So far, we have only considered the volume knobs, but a lot of amplifiers have a lot of knobs. Start with a “vanilla” setting, all tone controls in the middle/neutral position. After you have an idea about volume characteristics, play with the tone knobs. If you cannot find a “sweet spot” quickly, you may be frustrated with the amplifier when you get it home.
On board effects such as reverb or chorus provide additional “bells and whistles” to your new amp, so you should know how to check these too. Built in effects are very convenient but may not provide the flexibility of an actual foot pedal set up. If you use pedals or processing gear, maybe an effects loop would be a better option on your new amplifier.
Amplifiers can also provide multiple input channels. A simple combo amp may provide inputs for your guitar and a microphone. If you choose an amplifier with more than two channels, be sure each channel includes its own tone controls. This could be the perfect solution to your needs, but it depends on how you intend to use the gear.
The look also matters. Large, double stack speaker cabinets fill up a stage, but a sleek wood cabinet on a tilted stand or a small bookcase amp might be perfect for the living room.
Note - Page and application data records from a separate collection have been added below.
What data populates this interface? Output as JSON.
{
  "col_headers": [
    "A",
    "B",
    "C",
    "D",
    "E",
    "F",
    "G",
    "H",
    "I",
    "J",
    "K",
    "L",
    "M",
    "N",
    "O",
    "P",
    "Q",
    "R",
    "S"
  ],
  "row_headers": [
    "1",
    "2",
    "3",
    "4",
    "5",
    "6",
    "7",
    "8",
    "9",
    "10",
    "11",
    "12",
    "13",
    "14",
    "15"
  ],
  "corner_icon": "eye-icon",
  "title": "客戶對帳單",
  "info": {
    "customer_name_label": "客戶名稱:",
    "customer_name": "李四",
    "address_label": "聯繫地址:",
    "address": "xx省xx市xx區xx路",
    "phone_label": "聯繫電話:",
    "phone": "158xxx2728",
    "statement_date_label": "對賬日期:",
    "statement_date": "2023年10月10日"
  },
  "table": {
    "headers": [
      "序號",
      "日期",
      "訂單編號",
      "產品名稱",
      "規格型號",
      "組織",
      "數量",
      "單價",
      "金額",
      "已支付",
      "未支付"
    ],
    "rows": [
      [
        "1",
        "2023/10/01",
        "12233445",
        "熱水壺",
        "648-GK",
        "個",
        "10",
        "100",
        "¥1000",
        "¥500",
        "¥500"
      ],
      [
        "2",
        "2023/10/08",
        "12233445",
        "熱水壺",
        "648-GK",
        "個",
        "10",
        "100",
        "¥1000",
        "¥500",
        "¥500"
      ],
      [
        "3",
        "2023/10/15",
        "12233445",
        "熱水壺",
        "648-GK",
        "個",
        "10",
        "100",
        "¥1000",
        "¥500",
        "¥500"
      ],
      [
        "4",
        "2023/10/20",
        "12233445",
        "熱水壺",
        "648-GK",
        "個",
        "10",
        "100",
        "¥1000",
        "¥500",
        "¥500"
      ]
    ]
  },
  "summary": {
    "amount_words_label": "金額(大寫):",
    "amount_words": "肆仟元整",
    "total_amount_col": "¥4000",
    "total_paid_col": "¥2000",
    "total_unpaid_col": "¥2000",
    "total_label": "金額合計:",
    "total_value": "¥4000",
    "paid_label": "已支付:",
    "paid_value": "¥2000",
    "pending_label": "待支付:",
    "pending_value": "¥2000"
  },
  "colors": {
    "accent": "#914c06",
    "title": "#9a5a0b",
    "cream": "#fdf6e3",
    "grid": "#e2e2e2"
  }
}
Amplifiers are available to fill every need, and considering your specific application is a great way to simplify your quest.
Many entry level guitar packages include a small practice amplifier. Small amps (10-25w) are considered practice amps and provide convenient small size and light weight. Many have a headphone jack which is an important feature to consider. Plugging in headphones allows family, friends, and neighbors to continue their lives while you shred.
Large amps (40-200w) are considered performance amps. Will you need to move it frequently? What kind of music do you play? What instrument(s) will you use with it? Heavy gear is heavy and requires more effort to move. This gets more important after midnight.
In summary, your new amplifier may be either solid state or tube powered. Tube amps have a higher quality sound but are more fragile, so they need better care during transport. Solid state and digital amps provide high quality sound and a variety of features without breaking the bank. Solid state amps can also provide “modeling” memory presets which can emulate many different amplifier settings. Component amplifier configurations can be built using separate speaker cabinets and amplifier heads. These are the most expensive producing the highest quality sound and ease of mobility for touring and professional musicians.
Considering how you intend to use your new amp will help you make an informed decision about power, speaker size, tube vs solid state vs modeling, and portability. You have plethora of choices when shopping for a new amplifier. Consider how you will use it and don’t overspend on features you will not use. Then again, maybe new features are just what you need …?